── SOURCE MATERIAL

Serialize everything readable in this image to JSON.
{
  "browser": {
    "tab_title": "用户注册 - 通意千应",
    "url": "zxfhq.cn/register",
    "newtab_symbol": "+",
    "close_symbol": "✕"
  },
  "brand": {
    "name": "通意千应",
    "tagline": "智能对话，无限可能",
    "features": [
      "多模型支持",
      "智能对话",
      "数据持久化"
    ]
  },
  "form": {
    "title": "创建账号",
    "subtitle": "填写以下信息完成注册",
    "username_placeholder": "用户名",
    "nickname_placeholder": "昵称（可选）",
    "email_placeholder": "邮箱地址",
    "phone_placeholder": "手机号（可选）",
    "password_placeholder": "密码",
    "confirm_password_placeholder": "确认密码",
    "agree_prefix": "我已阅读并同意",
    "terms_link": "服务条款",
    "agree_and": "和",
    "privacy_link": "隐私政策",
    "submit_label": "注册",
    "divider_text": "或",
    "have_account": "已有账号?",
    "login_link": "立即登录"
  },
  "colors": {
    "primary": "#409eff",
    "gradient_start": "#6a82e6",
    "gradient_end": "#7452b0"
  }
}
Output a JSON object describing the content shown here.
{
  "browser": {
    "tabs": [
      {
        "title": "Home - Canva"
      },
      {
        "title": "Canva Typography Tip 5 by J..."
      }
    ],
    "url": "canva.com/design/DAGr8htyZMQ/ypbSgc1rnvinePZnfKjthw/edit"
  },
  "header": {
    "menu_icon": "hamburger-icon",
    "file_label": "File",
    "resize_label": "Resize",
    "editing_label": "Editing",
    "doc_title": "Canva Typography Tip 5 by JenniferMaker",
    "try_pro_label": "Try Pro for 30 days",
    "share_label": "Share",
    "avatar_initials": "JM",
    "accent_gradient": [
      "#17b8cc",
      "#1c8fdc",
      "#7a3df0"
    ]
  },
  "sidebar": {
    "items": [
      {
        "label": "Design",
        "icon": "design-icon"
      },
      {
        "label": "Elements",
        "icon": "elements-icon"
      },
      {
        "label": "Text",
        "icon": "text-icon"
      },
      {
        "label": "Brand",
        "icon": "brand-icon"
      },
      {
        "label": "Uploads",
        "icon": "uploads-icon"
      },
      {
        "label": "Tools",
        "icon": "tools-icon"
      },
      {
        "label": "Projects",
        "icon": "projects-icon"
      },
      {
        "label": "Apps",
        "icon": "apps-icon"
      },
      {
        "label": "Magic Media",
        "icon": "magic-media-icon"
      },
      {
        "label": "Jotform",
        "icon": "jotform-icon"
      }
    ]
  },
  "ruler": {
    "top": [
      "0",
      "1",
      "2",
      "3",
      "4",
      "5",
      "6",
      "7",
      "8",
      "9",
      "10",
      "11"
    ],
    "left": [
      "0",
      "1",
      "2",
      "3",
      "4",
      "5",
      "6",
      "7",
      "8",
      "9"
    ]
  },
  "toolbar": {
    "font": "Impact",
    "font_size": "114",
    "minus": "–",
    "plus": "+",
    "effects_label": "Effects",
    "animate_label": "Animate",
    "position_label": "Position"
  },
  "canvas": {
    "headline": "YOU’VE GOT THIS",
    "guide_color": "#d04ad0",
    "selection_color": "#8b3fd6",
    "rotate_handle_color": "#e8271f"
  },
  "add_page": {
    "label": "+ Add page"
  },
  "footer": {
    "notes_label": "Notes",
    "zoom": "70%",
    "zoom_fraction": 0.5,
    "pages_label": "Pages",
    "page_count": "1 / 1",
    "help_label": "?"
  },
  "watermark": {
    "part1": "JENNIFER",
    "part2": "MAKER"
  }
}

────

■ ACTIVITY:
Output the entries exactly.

■ YOUR RESPONSE:
Serialize everything readable in this image to JSON.
{
  "browser": {
    "tab_title": "用户注册 - 通意千应",
    "url": "zxfhq.cn/register",
    "newtab_symbol": "+",
    "close_symbol": "✕"
  },
  "brand": {
    "name": "通意千应",
    "tagline": "智能对话，无限可能",
    "features": [
      "多模型支持",
      "智能对话",
      "数据持久化"
    ]
  },
  "form": {
    "title": "创建账号",
    "subtitle": "填写以下信息完成注册",
    "username_placeholder": "用户名",
    "nickname_placeholder": "昵称（可选）",
    "email_placeholder": "邮箱地址",
    "phone_placeholder": "手机号（可选）",
    "password_placeholder": "密码",
    "confirm_password_placeholder": "确认密码",
    "agree_prefix": "我已阅读并同意",
    "terms_link": "服务条款",
    "agree_and": "和",
    "privacy_link": "隐私政策",
    "submit_label": "注册",
    "divider_text": "或",
    "have_account": "已有账号?",
    "login_link": "立即登录"
  },
  "colors": {
    "primary": "#409eff",
    "gradient_start": "#6a82e6",
    "gradient_end": "#7452b0"
  }
}
Output a JSON object describing the content shown here.
{
  "browser": {
    "tabs": [
      {
        "title": "Home - Canva"
      },
      {
        "title": "Canva Typography Tip 5 by J..."
      }
    ],
    "url": "canva.com/design/DAGr8htyZMQ/ypbSgc1rnvinePZnfKjthw/edit"
  },
  "header": {
    "menu_icon": "hamburger-icon",
    "file_label": "File",
    "resize_label": "Resize",
    "editing_label": "Editing",
    "doc_title": "Canva Typography Tip 5 by JenniferMaker",
    "try_pro_label": "Try Pro for 30 days",
    "share_label": "Share",
    "avatar_initials": "JM",
    "accent_gradient": [
      "#17b8cc",
      "#1c8fdc",
      "#7a3df0"
    ]
  },
  "sidebar": {
    "items": [
      {
        "label": "Design",
        "icon": "design-icon"
      },
      {
        "label": "Elements",
        "icon": "elements-icon"
      },
      {
        "label": "Text",
        "icon": "text-icon"
      },
      {
        "label": "Brand",
        "icon": "brand-icon"
      },
      {
        "label": "Uploads",
        "icon": "uploads-icon"
      },
      {
        "label": "Tools",
        "icon": "tools-icon"
      },
      {
        "label": "Projects",
        "icon": "projects-icon"
      },
      {
        "label": "Apps",
        "icon": "apps-icon"
      },
      {
        "label": "Magic Media",
        "icon": "magic-media-icon"
      },
      {
        "label": "Jotform",
        "icon": "jotform-icon"
      }
    ]
  },
  "ruler": {
    "top": [
      "0",
      "1",
      "2",
      "3",
      "4",
      "5",
      "6",
      "7",
      "8",
      "9",
      "10",
      "11"
    ],
    "left": [
      "0",
      "1",
      "2",
      "3",
      "4",
      "5",
      "6",
      "7",
      "8",
      "9"
    ]
  },
  "toolbar": {
    "font": "Impact",
    "font_size": "114",
    "minus": "–",
    "plus": "+",
    "effects_label": "Effects",
    "animate_label": "Animate",
    "position_label": "Position"
  },
  "canvas": {
    "headline": "YOU’VE GOT THIS",
    "guide_color": "#d04ad0",
    "selection_color": "#8b3fd6",
    "rotate_handle_color": "#e8271f"
  },
  "add_page": {
    "label": "+ Add page"
  },
  "footer": {
    "notes_label": "Notes",
    "zoom": "70%",
    "zoom_fraction": 0.5,
    "pages_label": "Pages",
    "page_count": "1 / 1",
    "help_label": "?"
  },
  "watermark": {
    "part1": "JENNIFER",
    "part2": "MAKER"
  }
}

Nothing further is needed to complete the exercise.